═════ The data ═════

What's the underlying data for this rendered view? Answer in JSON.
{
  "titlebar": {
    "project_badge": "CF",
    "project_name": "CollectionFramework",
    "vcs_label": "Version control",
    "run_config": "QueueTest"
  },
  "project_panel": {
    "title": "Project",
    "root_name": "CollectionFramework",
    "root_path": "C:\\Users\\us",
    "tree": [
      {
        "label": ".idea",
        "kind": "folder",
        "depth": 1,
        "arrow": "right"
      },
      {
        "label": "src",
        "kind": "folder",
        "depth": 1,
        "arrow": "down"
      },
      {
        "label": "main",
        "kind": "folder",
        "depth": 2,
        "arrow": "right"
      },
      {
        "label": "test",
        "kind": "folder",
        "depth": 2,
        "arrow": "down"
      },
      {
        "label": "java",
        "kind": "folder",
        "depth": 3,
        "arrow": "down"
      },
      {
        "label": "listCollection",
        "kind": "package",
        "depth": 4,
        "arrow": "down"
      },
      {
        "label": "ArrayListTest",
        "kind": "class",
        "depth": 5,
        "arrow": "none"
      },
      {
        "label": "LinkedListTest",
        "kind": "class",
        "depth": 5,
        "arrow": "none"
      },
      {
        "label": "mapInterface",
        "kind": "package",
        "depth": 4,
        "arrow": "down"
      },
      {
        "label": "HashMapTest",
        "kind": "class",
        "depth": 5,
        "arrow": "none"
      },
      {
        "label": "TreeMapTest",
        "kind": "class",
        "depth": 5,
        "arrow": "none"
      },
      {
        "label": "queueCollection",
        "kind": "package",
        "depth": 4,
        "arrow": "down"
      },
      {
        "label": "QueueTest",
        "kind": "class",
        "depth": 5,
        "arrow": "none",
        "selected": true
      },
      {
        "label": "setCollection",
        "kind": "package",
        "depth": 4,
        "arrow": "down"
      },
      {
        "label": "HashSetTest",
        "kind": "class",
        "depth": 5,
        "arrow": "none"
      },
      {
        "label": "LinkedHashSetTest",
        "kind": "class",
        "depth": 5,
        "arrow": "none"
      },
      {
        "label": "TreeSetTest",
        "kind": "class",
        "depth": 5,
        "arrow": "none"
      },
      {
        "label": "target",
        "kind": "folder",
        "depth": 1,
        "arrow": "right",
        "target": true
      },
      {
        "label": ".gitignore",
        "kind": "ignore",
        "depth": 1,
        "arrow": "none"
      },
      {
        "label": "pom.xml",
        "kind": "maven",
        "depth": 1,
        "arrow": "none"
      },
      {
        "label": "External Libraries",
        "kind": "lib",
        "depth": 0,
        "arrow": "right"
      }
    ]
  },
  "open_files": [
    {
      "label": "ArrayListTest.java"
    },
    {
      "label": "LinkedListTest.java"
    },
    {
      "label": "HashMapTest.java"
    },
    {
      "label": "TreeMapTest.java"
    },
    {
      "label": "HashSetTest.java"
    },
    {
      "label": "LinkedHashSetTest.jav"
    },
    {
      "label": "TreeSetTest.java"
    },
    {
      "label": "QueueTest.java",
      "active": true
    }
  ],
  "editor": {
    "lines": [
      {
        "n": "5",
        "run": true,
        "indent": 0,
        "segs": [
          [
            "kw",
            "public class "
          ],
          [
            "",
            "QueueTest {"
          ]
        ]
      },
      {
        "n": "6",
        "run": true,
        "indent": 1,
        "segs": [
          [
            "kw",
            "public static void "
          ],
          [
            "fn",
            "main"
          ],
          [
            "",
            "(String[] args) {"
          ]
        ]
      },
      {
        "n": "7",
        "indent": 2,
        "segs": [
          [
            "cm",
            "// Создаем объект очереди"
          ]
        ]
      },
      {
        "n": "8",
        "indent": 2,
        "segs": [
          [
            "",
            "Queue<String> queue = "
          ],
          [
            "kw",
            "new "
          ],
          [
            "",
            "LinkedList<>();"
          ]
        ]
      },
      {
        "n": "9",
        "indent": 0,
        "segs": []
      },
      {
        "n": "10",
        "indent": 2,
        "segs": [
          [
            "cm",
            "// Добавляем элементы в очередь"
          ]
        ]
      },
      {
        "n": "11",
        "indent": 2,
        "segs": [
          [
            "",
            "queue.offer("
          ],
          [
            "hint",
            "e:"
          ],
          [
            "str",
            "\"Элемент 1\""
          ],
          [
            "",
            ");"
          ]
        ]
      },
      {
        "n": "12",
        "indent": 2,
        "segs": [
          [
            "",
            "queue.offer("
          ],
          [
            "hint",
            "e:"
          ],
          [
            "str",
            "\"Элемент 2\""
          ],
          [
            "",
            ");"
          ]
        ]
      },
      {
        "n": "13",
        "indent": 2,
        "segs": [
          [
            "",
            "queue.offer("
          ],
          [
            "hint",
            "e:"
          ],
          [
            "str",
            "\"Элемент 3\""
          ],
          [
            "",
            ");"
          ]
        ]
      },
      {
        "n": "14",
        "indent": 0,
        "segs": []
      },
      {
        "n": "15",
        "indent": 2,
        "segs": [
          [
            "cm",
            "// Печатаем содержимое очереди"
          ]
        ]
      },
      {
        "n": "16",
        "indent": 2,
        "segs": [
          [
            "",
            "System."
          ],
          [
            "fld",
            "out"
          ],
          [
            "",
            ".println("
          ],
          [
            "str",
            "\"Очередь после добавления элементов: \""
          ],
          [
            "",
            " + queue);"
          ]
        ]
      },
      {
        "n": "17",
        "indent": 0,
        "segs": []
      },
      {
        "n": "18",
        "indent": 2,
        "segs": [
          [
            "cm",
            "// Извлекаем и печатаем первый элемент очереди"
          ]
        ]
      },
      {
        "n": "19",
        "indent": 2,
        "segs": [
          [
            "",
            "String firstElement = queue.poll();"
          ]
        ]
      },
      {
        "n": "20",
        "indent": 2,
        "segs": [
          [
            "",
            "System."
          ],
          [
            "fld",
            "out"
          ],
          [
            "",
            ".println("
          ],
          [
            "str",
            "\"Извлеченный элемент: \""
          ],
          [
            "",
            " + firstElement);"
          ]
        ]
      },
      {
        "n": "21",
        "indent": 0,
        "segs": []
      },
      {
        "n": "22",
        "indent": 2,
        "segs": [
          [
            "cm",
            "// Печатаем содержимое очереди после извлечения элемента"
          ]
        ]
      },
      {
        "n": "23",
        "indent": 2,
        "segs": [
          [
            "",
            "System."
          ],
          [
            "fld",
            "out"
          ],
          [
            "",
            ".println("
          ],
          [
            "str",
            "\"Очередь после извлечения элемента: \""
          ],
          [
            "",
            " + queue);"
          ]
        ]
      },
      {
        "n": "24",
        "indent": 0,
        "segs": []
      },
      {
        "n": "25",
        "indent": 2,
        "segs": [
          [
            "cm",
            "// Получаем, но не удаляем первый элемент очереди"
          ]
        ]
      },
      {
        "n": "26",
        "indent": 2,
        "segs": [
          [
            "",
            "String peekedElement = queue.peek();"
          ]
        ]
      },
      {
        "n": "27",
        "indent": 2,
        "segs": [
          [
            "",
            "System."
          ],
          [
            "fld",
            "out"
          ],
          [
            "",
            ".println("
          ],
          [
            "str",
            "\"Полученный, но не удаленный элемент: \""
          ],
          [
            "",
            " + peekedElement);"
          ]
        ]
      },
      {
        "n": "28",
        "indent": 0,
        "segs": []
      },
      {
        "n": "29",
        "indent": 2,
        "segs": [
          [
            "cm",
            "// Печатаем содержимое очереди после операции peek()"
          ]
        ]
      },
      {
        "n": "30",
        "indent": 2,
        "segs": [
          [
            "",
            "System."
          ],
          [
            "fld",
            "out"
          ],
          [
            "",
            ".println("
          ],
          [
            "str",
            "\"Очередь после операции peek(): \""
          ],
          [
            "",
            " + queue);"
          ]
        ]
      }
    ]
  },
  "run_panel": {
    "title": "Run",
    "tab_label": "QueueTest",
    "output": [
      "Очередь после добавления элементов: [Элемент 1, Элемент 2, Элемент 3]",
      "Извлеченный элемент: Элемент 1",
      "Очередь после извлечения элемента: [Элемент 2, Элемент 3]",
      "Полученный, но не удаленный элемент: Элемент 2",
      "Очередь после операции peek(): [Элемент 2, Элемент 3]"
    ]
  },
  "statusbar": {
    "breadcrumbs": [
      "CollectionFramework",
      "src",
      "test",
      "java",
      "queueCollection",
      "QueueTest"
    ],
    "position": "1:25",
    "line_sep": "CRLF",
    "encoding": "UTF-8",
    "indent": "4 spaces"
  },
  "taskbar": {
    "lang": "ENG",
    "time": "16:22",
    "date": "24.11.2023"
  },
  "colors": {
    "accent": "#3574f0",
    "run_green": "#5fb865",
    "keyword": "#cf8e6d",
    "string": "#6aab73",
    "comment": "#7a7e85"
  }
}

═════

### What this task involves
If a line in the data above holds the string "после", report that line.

### Output
            "\"Очередь после добавления элементов: \""
            "// Печатаем содержимое очереди после извлечения элемента"
            "\"Очередь после извлечения элемента: \""
            "// Печатаем содержимое очереди после операции peek()"
            "\"Очередь после операции peek(): \""
      "Очередь после добавления элементов: [Элемент 1, Элемент 2, Элемент 3]",
      "Очередь после извлечения элемента: [Элемент 2, Элемент 3]",
      "Очередь после операции peek(): [Элемент 2, Элемент 3]"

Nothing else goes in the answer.